Collected data entries
+++

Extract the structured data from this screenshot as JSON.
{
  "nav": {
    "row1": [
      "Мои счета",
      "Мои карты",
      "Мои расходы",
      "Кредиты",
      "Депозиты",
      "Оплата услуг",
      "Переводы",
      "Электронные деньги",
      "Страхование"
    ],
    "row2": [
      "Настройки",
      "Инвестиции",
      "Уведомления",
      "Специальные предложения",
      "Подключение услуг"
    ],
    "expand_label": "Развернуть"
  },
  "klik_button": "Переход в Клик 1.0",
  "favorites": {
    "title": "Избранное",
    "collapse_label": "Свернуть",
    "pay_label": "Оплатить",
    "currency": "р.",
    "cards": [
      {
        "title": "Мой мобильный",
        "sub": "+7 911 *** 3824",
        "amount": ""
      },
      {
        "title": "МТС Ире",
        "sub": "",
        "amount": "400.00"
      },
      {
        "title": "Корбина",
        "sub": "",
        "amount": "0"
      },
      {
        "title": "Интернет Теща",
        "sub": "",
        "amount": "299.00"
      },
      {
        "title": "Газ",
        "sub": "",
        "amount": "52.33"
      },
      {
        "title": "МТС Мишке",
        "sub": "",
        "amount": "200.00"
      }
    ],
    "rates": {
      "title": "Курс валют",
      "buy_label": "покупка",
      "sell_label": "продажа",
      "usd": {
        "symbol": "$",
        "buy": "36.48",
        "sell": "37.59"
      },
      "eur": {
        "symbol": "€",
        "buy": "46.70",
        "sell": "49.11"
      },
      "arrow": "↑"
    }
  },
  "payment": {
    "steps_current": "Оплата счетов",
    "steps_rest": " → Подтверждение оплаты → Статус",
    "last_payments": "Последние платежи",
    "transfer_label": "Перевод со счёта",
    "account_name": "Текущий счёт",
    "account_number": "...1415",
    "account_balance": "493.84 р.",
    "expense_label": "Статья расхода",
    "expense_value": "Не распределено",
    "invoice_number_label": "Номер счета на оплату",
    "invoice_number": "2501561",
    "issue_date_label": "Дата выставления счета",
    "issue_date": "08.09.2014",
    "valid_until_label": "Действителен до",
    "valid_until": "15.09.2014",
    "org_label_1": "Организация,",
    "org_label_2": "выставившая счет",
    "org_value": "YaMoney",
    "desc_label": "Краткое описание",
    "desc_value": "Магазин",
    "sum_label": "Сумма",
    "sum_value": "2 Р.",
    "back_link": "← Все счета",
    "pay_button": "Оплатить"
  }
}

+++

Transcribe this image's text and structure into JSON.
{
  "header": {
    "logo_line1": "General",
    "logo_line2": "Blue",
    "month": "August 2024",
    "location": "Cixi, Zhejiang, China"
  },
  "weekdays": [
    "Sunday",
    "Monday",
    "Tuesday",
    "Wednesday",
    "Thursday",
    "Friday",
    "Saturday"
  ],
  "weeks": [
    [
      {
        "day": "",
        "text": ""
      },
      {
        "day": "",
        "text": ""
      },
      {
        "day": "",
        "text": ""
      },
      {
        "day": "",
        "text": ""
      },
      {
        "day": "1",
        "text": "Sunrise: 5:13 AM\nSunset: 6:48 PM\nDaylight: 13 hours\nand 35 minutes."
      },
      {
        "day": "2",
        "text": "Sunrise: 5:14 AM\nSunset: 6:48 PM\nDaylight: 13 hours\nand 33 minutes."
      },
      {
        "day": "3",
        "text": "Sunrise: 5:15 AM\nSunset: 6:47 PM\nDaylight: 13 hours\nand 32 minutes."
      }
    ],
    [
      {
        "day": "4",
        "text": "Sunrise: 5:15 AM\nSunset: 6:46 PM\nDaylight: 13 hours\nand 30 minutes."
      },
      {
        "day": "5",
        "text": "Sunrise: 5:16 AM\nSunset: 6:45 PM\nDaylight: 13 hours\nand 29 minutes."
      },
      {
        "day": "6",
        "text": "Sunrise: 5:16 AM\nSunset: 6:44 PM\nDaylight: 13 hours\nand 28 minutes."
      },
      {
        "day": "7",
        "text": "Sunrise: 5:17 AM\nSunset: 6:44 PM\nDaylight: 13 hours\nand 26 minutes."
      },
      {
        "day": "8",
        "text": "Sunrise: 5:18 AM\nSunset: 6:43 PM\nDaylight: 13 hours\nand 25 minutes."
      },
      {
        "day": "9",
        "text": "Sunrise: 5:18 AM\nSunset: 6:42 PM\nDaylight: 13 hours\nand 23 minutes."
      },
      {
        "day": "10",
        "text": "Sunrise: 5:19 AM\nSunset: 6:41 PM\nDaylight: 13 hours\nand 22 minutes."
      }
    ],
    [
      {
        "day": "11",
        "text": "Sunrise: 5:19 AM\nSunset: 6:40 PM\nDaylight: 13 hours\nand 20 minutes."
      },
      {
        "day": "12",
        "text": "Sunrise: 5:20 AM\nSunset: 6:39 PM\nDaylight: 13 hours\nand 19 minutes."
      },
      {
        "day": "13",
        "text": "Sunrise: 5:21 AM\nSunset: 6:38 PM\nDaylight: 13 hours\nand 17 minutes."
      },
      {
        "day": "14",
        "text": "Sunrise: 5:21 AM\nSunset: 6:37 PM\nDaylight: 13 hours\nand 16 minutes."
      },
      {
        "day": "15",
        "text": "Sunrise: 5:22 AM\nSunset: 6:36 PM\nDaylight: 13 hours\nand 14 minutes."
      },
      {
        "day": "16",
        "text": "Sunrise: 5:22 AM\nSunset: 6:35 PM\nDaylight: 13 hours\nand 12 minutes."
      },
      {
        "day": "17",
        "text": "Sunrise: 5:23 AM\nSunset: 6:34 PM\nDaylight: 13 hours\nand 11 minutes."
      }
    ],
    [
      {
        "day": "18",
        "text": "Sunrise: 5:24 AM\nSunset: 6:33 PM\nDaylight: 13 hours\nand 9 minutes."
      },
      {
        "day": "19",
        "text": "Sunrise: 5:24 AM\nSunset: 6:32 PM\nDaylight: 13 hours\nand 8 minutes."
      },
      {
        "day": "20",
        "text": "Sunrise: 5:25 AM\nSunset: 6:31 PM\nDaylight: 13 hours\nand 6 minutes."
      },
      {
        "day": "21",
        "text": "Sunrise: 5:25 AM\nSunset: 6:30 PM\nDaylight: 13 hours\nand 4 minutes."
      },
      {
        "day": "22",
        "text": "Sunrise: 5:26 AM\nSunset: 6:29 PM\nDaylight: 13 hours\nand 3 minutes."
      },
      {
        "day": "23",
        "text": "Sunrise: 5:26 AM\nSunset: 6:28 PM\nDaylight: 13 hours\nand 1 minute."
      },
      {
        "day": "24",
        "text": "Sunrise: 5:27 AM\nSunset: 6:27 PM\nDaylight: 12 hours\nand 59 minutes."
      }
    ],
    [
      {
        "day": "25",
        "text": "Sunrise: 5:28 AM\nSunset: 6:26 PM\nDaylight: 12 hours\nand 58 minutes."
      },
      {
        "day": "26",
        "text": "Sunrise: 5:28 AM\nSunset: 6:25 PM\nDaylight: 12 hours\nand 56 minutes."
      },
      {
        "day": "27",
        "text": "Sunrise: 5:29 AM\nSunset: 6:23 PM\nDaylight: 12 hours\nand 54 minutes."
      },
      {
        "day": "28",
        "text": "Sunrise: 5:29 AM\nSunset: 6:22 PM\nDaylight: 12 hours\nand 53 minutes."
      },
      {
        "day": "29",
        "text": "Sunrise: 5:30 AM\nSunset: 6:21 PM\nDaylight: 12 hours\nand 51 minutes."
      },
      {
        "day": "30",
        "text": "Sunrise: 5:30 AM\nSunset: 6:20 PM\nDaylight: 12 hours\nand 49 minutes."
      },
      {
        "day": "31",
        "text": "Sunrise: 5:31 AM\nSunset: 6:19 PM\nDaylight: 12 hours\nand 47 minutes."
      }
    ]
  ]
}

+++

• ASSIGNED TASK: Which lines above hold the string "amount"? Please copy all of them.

• SOLUTION TO THIS TASK:
        "amount": ""
        "amount": "400.00"
        "amount": "0"
        "amount": "299.00"
        "amount": "52.33"
        "amount": "200.00"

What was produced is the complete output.